For some reason, everyone thinks they should be a good golfer and that golf is an easy game. On its face, it is an easy game. All you have to do is hit a stationary ball with an oversized club a few times until it gets in a hole. Anyone who’s swung a golf club even once knows it’s not that easy. Everyone wants to have a better game so they don’t embarrass themselves on a Sunday in July. When we talk about getting better at golf, most people gravitate toward the big, expensive stuff, like joining a country club or a league and getting better clubs and balls, for instance. But smaller changes can effect a big difference in both your mental outlook and your game. Wearing great-looking game attire, like that men’s patriotic polo shirt you’ve been eyeing, will give you a boost, as will working with a pro and getting lessons. The top ways to improve your golf game are simple tweaks and habit-forming behaviors that literally anyone can do.
Stretch Your Hammies

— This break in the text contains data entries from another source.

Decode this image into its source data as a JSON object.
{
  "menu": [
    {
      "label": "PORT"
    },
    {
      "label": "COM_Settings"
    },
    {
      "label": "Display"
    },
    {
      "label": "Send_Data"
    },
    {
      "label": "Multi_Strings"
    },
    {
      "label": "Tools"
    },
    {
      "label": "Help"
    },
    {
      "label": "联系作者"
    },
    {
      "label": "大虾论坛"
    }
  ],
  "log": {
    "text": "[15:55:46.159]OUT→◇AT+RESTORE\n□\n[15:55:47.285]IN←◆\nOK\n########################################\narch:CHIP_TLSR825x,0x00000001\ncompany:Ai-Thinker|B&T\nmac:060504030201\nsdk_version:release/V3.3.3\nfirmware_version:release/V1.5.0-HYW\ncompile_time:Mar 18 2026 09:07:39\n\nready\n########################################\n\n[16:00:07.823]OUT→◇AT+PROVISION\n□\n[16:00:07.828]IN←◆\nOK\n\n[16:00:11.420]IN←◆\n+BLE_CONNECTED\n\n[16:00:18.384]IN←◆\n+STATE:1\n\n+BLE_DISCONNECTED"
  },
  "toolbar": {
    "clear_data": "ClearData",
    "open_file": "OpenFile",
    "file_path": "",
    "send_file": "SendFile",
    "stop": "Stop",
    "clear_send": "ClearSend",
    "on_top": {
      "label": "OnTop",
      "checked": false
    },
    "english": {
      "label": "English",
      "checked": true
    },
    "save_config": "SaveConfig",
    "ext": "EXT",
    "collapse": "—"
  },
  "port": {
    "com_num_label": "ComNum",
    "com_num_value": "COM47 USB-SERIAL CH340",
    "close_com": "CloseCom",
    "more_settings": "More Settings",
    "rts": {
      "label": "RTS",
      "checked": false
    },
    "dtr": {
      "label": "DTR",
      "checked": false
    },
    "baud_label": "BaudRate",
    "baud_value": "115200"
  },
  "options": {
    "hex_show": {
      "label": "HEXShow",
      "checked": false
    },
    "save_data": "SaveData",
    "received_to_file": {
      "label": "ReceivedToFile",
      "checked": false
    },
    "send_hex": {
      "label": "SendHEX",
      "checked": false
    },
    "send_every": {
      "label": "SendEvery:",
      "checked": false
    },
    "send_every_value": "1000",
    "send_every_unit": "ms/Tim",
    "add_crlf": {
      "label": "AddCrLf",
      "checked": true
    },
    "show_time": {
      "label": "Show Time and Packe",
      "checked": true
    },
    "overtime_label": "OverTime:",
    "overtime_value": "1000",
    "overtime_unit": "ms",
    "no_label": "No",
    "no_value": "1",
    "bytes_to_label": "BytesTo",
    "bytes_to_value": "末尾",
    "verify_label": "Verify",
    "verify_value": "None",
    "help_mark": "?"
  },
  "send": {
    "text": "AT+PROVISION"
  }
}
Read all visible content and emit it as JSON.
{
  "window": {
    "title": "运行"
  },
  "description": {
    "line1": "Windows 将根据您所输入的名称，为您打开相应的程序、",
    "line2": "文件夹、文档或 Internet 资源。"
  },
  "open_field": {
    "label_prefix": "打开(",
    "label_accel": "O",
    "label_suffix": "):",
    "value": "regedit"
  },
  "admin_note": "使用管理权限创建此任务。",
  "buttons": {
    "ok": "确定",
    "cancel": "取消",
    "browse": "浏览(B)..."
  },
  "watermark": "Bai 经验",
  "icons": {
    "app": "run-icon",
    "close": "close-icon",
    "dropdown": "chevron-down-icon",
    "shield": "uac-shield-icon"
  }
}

Golf isn’t a physically demanding sport, but stretching your hamstrings is important for your game. Our increasingly sedentary and seated lifestyle combined with the dominance of our front leg muscles shortens our hamstrings and effects the golf swing. When the hammies become chronically short and tight, it wreaks havoc on our swing. Stretch them out daily in your home to give them some life and length, then stretch out before hitting the links.
Hold That Pose
Have you ever hit a majestic drive that traveled forever right down the middle of the fairway? Did you hold that finished swing pose for a second longer and admire your shot? If you didn’t, you should have. For one thing, it shows up your playing partners and lets them know you’re the man. After a great shot, you should hold the pose and remember how it feels. The reason is that your form was probably perfect and that’s why you hit a good shot. Think of it in terms of muscle memory; let your brain and your body savor the flavor of a well-struck ball.
Throw a Ball Sidearm
The last top way to improve your golf game involves understanding the physics behind a great swing. Most amateur golfers don’t swing the club in the correct sequence. They don’t shift their weight properly and never develop a good swing as a result. Take a tennis ball and throw it sidearm against a wall as hard as you can. Notice how, without thinking, you automatically shift your weight to the leg farthest from the wall? Then you feel a weight shift toward the lead leg while your arm is still behind your body, and you rotate your chest toward the wall and let your arm hurl the ball. That’s a similar sequencing and motion needed for a good golf swing.